For one, you can follow the manufacturer's recommendations and simply have someone else perform the work. That's a reasonable course, and I know of several 100,000-plus-mile machines that have never felt their owner's hand on a wrench.

Another alternative would be the "if it ain't broke, don't fix it" program. The argument here is that if you're going to work on something, you might as well wait until it stops working entirely before wasting your time and energy. This is generally a bad way to go because it will leave you stranded.

That being said, there are times when a little benign neglect pays off. For example, most manufacturers recommend inspecting and lubricating the steering head bearings at the two-to-four-year mark. While it's not a particularly onerous job, it is a bit time consuming, and in most cases, the bearings are perfectly fine.

Now by no means am I telling you not to do it; I must emphasize that steering head bearings take a lot of abuse, so if there's the slightest doubt concerning their condition, by all means, yank them out and have a good look. However my feeling is that once they're out of there, it's just as easy to install new ones, so what I normally do is let them slide until they're shot (which generally means something closer to maybe 30,000 miles or more), and then I replace them.

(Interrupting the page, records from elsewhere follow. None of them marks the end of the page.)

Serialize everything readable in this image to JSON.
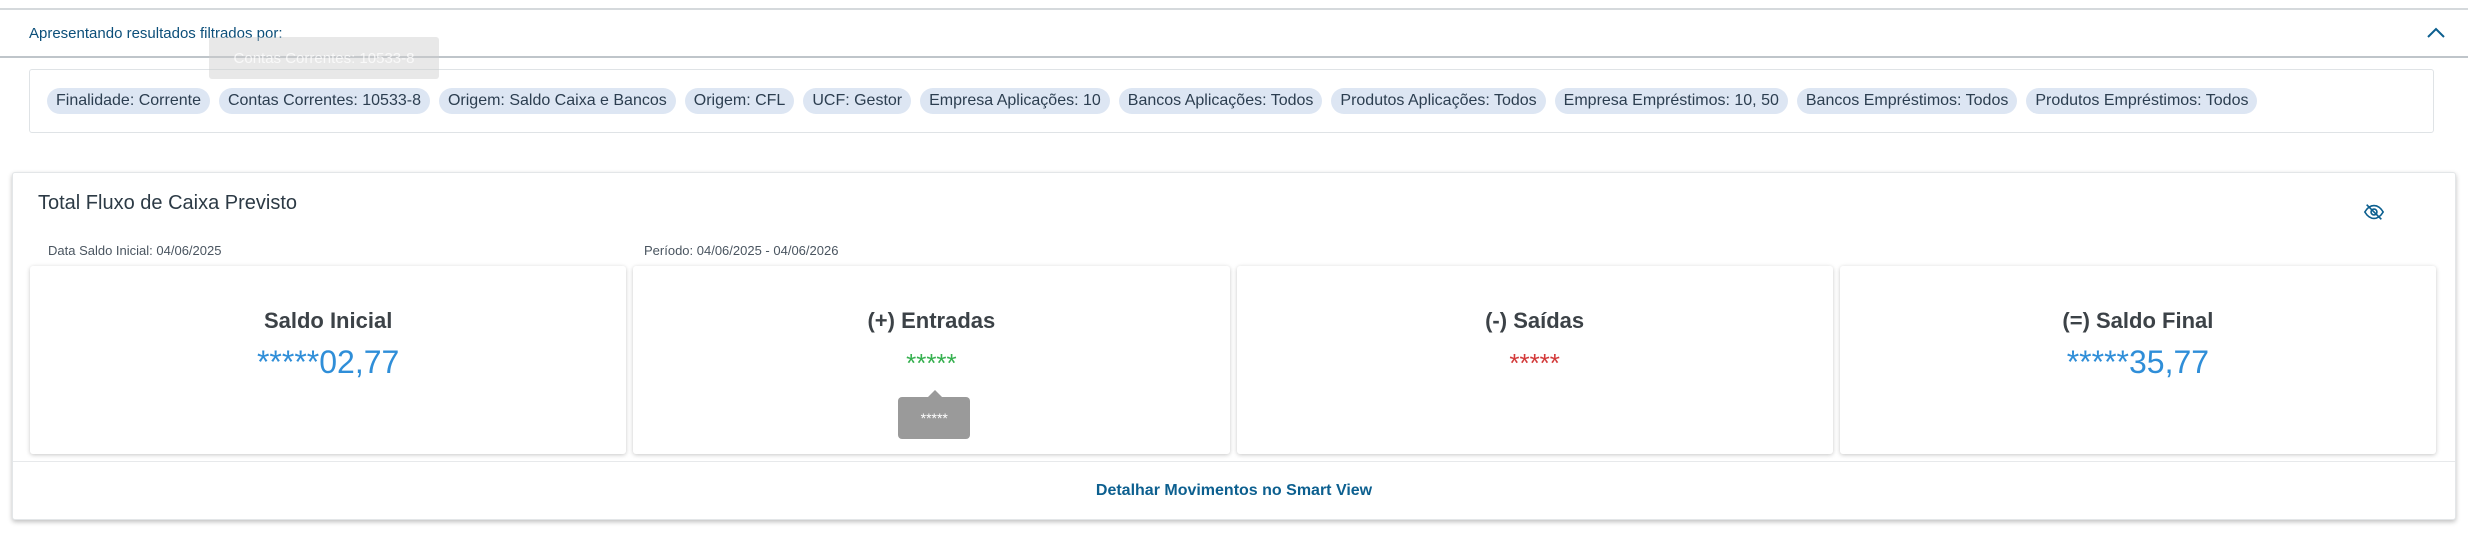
{
  "filters": {
    "title": "Apresentando resultados filtrados por:",
    "chips": [
      "Finalidade: Corrente",
      "Contas Correntes: 10533-8",
      "Origem: Saldo Caixa e Bancos",
      "Origem: CFL",
      "UCF: Gestor",
      "Empresa Aplicações: 10",
      "Bancos Aplicações: Todos",
      "Produtos Aplicações: Todos",
      "Empresa Empréstimos: 10, 50",
      "Bancos Empréstimos: Todos",
      "Produtos Empréstimos: Todos"
    ],
    "tooltip": "Contas Correntes: 10533-8",
    "collapse_icon": "chevron-up-icon"
  },
  "card": {
    "title": "Total Fluxo de Caixa Previsto",
    "hide_values_icon": "eye-off-icon",
    "initial_balance_date": "Data Saldo Inicial: 04/06/2025",
    "period": "Período: 04/06/2025 - 04/06/2026",
    "panels": [
      {
        "label": "Saldo Inicial",
        "value": "*****02,77"
      },
      {
        "label": "(+) Entradas",
        "value": "*****"
      },
      {
        "label": "(-) Saídas",
        "value": "*****"
      },
      {
        "label": "(=) Saldo Final",
        "value": "*****35,77"
      }
    ],
    "value_tooltip": "*****",
    "footer_link": "Detalhar Movimentos no Smart View"
  },
  "colors": {
    "accent": "#0c5f8f",
    "positive": "#35b04f",
    "negative": "#d33a3a",
    "value_blue": "#2f8ed8",
    "chip_bg": "#dde6f3"
  }
}
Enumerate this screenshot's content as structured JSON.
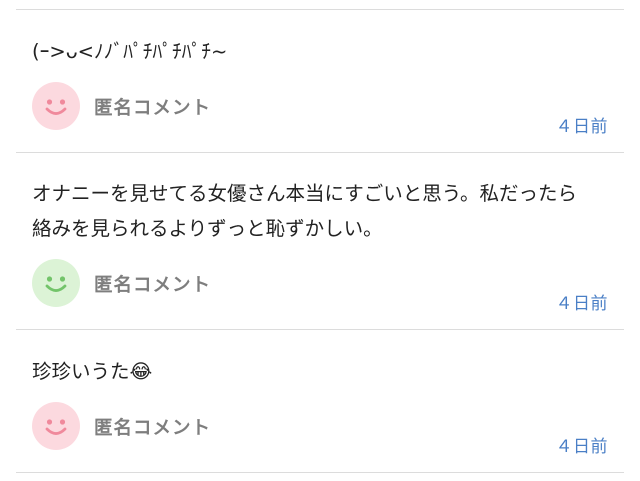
{
  "colors": {
    "divider": "#dcdcdc",
    "author_text": "#7e7e7e",
    "timestamp_text": "#4a7fc6",
    "avatar_pink_bg": "#fcd9df",
    "avatar_pink_face": "#f0899c",
    "avatar_green_bg": "#dcf3d6",
    "avatar_green_face": "#73c46a"
  },
  "comments": [
    {
      "text": "(ｰ>ᴗ<ﾉﾉﾞﾊﾟﾁﾊﾟﾁﾊﾟﾁ~",
      "author": "匿名コメント",
      "time": "４日前",
      "avatar_icon": "smiley-face-icon",
      "avatar_color": "pink"
    },
    {
      "text": "オナニーを見せてる女優さん本当にすごいと思う。私だったら絡みを見られるよりずっと恥ずかしい。",
      "author": "匿名コメント",
      "time": "４日前",
      "avatar_icon": "smiley-face-icon",
      "avatar_color": "green"
    },
    {
      "text": "珍珍いうた😂",
      "author": "匿名コメント",
      "time": "４日前",
      "avatar_icon": "smiley-face-icon",
      "avatar_color": "pink"
    }
  ]
}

That approach isn't by the book and in some cases, like that of a high-mileage bike that sees a lot of use, it may not be the smartest way to go, but it works for me. So the bottom line here is that you don't necessarily have to follow the manufacturer's service recommendations to the letter so much as you have to establish a realistic and rational program that works for you.

In the end, the secret to running up the big mileage is that there isn't any secret: Keep up with the maintenance, repair things that break promptly, and chances are better than average that the motorcycle will age a lot more gracefully than its owner.

Motorcycle Maintenance Checklist


COOLANT Inspect, top off using an approved coolant
SPARK PLUGS Inspect/replace
VALVES Inspect and adjust as required
CARBURETOR/THROTTLE BODY Synchronize as needed
IDLE SPEED Inspect and adjust
FUEL LINES Inspect lines and clamps; replace chafed lines, tighten clamps
FUEL FILTER Inspect/replace as required
AIR FILTER Inspect/clean or replace as required
THROTTLE/THROTTLE CABLES Inspect and lubricate cables, check operation, adjust free play
CHOKE/FAST IDLE CONTROL Inspect operation; lubricate and adjust linkage as needed
CLUTCH/CLUTCH CABLE Inspect cable adjustment; lubricate cable and clutch lever pivot
SWINGARM AND LINKAGE Inspect and lubricate
FORK SEALS Inspect for leaks or other damage
REAR SHOCKS Inspect for leaks, worn bushings
DRIVE CHAIN Inspect, lubricate, adjust
DRIVE BELT Inspect, check tension
DRIVE SHAFT Replace oil (if applicable)
BRAKE FLUID Verify level; if contaminated, replace
BRAKE PADS Inspect/replace
BRAKE CALIPERS Wrench-check mounting hardware, check for leaks/chafed hoses or torn dust boots. Make sure all pistons are free.
BRAKE ROTORS Wrench-check mounting hardware, look for scoring or other damage
WHEELS Inspect and adjust spokes. Inspect wheel bearings for play. Inspect wheel seals for leakage. Inspect wheel alignment.
TIRE CONDITION AND PRESSURE Inspect and adjust; replace worn or damaged tires
ENGINE AND FRAME BOLTS Visual inspect and wrench check. Make certain all appropriate cotter pins/lock tabs are in place and bent over.
LIGHTS Inspect operation
BATTERY AND CHARGING SYSTEM Top off battery, check cable terminals, check charge rate


EVAPORATIVE SYSTEM Service (if equipped)